_TASK PROMPT:_
If a line of the data below holds the word "archive", list it.

Records from a dataset
☆ ☆ ☆

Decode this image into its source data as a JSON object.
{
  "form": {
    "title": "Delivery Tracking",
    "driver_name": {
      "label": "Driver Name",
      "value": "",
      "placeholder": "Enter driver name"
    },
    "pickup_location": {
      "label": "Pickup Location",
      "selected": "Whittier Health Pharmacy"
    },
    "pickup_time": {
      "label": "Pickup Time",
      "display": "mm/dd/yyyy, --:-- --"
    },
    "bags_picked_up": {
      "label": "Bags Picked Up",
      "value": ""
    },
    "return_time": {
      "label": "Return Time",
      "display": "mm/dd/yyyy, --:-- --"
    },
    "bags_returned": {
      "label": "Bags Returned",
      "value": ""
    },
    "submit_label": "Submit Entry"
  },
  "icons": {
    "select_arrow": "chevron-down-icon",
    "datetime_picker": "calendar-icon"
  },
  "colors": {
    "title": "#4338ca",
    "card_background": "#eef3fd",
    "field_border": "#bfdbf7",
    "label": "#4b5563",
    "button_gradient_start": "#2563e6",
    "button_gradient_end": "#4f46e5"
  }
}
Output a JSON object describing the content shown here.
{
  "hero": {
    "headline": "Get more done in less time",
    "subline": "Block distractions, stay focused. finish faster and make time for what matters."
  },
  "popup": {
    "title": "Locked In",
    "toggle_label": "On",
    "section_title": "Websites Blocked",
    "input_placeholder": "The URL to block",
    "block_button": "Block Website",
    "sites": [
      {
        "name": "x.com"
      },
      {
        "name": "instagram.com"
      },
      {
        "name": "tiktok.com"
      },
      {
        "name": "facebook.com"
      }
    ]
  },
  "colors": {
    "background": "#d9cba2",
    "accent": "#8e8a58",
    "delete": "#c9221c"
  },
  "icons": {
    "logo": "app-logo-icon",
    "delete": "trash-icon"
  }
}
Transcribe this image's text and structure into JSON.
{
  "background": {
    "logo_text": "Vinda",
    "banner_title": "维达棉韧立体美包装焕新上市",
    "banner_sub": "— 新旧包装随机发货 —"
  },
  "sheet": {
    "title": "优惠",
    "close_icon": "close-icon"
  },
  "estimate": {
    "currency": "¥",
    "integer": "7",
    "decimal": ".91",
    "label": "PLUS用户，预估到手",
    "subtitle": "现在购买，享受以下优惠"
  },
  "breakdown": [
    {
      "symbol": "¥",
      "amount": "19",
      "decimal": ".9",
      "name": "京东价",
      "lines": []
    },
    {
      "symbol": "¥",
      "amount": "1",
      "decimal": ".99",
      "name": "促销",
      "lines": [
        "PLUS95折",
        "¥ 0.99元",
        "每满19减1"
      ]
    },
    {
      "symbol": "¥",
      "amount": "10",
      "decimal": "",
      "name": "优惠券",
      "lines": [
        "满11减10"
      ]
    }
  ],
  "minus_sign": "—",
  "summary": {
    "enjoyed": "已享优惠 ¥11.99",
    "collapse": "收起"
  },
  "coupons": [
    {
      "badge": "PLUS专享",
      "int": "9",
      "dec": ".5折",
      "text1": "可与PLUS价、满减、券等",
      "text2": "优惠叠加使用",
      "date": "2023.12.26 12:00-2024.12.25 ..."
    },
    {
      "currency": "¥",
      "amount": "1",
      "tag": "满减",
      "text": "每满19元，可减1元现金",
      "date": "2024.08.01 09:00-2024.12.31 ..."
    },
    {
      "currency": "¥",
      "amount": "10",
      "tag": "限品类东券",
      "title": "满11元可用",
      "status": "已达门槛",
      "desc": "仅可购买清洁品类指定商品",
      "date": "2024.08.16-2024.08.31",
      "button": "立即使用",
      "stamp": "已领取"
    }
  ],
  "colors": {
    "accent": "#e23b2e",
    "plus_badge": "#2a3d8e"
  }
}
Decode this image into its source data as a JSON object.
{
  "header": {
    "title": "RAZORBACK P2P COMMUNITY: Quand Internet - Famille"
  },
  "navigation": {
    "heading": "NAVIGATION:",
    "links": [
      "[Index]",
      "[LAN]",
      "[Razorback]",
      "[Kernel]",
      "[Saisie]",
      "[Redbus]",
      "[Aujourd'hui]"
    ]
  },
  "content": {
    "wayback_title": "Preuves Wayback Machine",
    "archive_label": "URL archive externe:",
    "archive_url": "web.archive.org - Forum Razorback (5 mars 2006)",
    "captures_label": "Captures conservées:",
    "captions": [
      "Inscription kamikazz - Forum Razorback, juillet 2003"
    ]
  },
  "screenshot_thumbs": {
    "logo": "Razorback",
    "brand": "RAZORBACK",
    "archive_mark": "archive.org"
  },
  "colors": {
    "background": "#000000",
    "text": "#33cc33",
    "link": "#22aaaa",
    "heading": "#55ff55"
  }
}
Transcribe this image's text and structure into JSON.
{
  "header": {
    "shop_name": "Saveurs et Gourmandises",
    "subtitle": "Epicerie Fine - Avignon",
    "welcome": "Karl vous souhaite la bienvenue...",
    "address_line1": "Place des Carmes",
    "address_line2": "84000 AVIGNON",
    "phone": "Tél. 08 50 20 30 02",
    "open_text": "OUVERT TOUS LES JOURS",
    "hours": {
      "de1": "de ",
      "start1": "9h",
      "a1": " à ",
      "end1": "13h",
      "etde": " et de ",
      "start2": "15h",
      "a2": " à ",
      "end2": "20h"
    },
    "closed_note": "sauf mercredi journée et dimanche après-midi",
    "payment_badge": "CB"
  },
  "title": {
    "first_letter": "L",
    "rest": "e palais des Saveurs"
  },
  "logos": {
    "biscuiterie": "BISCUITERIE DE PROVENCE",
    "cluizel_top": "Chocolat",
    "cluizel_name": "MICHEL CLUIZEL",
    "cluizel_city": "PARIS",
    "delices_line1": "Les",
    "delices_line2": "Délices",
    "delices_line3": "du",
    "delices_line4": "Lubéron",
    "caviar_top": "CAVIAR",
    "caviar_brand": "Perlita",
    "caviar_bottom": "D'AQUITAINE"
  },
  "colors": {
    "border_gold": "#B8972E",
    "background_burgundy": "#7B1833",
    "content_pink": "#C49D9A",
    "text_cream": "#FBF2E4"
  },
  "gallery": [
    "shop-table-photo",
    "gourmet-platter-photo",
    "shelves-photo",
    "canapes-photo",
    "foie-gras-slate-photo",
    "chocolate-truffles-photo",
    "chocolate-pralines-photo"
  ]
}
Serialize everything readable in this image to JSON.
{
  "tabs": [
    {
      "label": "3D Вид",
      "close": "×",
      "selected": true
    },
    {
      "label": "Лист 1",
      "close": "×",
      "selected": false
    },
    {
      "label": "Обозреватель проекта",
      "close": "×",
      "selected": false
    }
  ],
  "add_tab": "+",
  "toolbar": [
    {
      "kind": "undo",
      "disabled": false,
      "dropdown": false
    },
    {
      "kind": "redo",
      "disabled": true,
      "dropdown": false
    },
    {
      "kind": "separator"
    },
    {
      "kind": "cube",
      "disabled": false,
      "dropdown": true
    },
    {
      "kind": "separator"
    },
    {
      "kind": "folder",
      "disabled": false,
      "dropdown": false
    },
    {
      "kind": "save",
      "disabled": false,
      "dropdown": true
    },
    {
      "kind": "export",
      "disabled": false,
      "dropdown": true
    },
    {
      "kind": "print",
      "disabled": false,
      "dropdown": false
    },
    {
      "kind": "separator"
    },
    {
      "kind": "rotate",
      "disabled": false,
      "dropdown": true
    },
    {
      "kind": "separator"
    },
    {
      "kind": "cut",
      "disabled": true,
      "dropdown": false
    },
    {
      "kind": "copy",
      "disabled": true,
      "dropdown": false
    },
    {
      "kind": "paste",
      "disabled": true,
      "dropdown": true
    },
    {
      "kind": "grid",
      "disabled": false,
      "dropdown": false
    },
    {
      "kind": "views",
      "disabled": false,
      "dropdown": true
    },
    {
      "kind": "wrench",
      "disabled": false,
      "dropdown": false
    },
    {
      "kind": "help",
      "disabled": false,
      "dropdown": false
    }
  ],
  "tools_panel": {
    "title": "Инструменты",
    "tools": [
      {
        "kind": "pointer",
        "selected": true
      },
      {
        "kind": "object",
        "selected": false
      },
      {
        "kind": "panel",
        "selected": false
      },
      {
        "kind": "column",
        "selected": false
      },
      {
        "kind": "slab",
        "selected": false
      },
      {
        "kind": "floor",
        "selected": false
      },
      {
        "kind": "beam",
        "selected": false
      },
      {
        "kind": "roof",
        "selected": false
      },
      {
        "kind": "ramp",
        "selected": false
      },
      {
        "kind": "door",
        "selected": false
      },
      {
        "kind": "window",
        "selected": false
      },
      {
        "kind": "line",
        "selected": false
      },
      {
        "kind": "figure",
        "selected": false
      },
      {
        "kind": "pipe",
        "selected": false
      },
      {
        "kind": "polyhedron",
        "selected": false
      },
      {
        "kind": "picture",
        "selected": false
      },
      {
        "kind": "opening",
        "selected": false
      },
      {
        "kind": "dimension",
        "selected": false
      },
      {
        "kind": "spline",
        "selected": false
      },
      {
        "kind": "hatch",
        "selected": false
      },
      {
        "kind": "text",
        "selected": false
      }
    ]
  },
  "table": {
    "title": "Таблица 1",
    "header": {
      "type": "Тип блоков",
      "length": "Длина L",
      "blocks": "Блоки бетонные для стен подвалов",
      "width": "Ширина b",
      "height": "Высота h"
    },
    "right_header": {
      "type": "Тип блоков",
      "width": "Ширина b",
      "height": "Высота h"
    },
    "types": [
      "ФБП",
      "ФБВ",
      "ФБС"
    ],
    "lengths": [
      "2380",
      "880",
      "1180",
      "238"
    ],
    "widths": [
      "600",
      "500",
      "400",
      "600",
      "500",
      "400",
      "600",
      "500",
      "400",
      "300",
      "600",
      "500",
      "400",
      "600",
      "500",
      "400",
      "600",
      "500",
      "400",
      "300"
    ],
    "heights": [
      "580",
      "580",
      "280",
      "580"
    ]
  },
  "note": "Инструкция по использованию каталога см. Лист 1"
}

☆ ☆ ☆

_ANSWER TO THIS EXERCISE:_
    "archive_label": "URL archive externe:",
    "archive_url": "web.archive.org - Forum Razorback (5 mars 2006)",
    "archive_mark": "archive.org"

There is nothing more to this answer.